Purification: my least favorite topic. As a Pagan, I can understand the need for ritual purification, and the ideas surrounding it. I used to study Ceremonial Magick, and purification was a primary way for the mind to set aside the mundane and continue in the sacred world. In Paganism, purification is a necessity to come before the purity of divinity. It is the practice of removing the energy sticking to you that is antithetical to the performance of and participation in the coming rite. It is separating yourself not only from the mundane, but also from negative thoughts and emotions, such as hatred, anger, suspicion, fear, and worry, which do much to hinder most ritual.

As an animist, however, I’ve always seen purification as a futile exercise. The spirits are always around us. They live here, too. They already know you delve in the muck and mud to earn your daily bread, they already know that you travel through the mire to get to the ritual space, and if they are paying attention, they’re already aware of whom you have helped, whom you’ve wronged, whom you’ve had sex with, whom you have upset. If the Gods and Spirits want your attention, they tend to make themselves known, whether you’re “pure” or not. As much as I understand the purpose of purification, there’s always that part of me that rebels against the need to do so.

That said, I still have a part of every ritual devoted to the washing of hands or the asperging of a participant. It certainly seems to help others that I perform ritual with. So, with another rite coming up, and this one done in a very different way than I am used to, I am going to compare and contrast my traditional method for purification with what is proscribed in Deep Ancestors.

First, a typical asperging ceremony for my Neopagan Animist rites:

  1. Fill the ceremonial bowl with water.
  2. Sprinkle a pinch of salt into the water. Chant over the bowl,
    Water, sanctify, purify,
    Water washes away all impurity.
  3. When beginning ritual, come to the first participant. Sprinkle the water upon the participant. Say, while sprinkling,
    Hail to you, [name of participant],
    You come to this space whole and holy.
  4. Repeat with each participant until all have been sprinkled with water.
  5. Have an assistant sprinkle you with water. She says,
    Hail to you, [name of officiant],
    You come to this space whole and holy.

And now, we come to the purification ritual of Serith’s PIE rituals. I pull this one from the ritual of sacred space, as it is the only ritual on his site that matches the book’s rituals.

If the group is small enough, a bowl of water is now passed around for each person to purify themselves as they desire. If there are too many for this to be done easily, the Fire Tender asperses them, saying:

Pṛ-óntṃ supós púrōs sīme.
Xṇkʷóntṃ ḱwéntom séupṃ pṛ-īme.
Wesubhos ḱwéntom ṇḱime.

[May we be pure that we might cross through the sacred.
May we cross through the sacred that we might attain the holy.
May we attain the holy that we might be blessed in all things.]

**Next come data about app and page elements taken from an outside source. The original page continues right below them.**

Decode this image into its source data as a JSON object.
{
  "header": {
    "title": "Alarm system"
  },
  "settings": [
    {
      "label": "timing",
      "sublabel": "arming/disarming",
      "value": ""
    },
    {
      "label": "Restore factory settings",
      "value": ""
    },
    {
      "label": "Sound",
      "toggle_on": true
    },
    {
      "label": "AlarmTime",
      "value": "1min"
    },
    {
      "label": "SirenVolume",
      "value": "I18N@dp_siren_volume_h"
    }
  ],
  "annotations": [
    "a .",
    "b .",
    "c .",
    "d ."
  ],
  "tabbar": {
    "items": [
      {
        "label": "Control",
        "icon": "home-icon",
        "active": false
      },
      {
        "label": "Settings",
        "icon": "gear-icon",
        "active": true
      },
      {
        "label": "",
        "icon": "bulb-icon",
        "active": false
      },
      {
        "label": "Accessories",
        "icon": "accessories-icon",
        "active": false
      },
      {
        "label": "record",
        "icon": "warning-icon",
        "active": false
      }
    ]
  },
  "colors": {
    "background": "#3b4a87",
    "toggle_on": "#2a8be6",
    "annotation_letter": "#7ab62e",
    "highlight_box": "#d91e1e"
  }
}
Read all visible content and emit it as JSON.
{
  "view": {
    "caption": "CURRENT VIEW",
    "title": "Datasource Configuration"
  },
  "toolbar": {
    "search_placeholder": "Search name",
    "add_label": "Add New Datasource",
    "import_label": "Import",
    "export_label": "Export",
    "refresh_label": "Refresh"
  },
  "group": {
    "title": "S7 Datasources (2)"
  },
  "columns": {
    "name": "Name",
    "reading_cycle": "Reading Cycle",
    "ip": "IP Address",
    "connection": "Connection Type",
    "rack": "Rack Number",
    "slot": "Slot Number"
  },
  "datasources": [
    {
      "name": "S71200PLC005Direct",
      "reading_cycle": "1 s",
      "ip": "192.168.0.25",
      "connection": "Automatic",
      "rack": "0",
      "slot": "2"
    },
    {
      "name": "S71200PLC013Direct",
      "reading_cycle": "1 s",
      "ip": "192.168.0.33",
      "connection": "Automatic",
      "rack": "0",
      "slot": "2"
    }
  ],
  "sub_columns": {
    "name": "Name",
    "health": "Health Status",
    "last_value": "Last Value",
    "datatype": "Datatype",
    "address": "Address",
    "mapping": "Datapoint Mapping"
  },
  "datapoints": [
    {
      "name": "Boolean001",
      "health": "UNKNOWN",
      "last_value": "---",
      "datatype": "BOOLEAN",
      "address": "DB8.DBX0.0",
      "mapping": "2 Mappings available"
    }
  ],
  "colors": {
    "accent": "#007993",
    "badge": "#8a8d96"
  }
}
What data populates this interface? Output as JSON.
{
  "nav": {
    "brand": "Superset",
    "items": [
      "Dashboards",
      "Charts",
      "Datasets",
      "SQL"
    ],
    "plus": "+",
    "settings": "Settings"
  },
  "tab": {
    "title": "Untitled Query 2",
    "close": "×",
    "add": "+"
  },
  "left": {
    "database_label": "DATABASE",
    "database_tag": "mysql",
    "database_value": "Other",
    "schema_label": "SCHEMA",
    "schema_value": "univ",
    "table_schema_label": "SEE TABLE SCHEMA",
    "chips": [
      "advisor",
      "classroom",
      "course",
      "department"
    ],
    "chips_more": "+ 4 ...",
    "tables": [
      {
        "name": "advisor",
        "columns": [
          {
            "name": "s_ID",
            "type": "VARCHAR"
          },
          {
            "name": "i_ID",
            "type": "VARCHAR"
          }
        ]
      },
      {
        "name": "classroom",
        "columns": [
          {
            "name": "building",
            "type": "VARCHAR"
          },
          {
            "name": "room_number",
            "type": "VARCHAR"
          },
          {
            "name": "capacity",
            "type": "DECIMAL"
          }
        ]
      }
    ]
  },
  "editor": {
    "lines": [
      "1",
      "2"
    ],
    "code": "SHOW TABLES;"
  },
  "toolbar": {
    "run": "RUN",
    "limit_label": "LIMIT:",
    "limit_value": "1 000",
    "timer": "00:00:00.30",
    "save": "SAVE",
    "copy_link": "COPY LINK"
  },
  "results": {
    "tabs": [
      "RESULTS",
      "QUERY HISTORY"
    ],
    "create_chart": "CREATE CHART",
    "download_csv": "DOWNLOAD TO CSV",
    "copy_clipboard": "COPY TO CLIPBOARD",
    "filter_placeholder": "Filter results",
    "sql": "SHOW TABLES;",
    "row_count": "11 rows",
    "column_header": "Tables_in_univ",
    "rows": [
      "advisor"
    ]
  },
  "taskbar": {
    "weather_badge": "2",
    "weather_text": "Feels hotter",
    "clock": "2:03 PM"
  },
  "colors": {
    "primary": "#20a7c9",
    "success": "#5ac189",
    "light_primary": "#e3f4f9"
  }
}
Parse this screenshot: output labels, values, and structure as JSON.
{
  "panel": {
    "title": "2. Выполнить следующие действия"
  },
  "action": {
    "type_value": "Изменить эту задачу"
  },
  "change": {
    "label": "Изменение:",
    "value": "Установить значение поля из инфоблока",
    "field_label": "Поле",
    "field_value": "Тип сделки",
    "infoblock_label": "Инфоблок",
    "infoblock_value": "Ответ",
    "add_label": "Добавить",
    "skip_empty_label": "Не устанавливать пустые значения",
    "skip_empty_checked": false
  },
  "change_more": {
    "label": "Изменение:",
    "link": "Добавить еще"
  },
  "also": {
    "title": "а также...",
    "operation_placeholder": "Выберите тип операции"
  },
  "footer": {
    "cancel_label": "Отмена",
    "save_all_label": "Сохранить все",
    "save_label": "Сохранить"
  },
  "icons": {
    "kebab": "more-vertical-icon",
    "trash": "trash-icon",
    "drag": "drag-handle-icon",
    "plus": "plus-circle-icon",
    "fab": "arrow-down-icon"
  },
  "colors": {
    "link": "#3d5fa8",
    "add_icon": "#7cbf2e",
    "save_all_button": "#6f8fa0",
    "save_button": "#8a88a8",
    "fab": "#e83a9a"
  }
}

Other than the PIE wording, honestly, they’re not that different, but there are some noteworthy points. The water in the PIE rituals is assumed to be a cleansing agent, whereas a prayer is said over the bowl of water in my tradition. Salt is added, as well, in my tradition; the reason for this is two-fold:

  1. Salt is a purifying substance in many cultures, both Indo-European and non-Indo-European, and represents the earth in the tradition of my first teacher of magick, who has largely studied Wicca.
  2. Salt is a common offering in Greek and Roman religion, and the idea is that you are offering to the water – and saying the prayer – in order to invoke its aspects of purity.

However, there is something more notable in the PIE rituals that bears pointing out: while in my tradition, the subject is merely cleansed and said to be so, in Serith’s PIE rituals, that purity is stated with a specific purpose: purity is not a goal of the purification, but a means to an end, that end being crossing through the sacred, attaining the holy, and being blessed in all things. This stated goal adds a dimension to the purification lacking in most other rituals I have participated in. Mind! I am not saying that those goals are lacking from those other rituals, but they certainly aren’t stated during purification.

Purity seems to be a mainstay of PIE ritual and, indeed, a major part of aligning oneself with  the *Xartus. I get the feeling that purification in the bath might be along the level of the ritual purity required for Kemetic Orthodox rituals, as well. This means all orifices are cleansed, as much as can be done. The idea here would be, just as the body is cleansed, so too is the soul cleansed and purified in the same breath. To borrow a Judeo-Christian analogy, washing both the inside and outside of the cup. In order for this to be done properly, a certain amount of visualization and energy work would need to accompany the process of the bath or shower.

With this practice I am embarking on, I am going to have to get used to a higher level of ritual purity than I am used to in dealing with the Celtic and Norse Gods.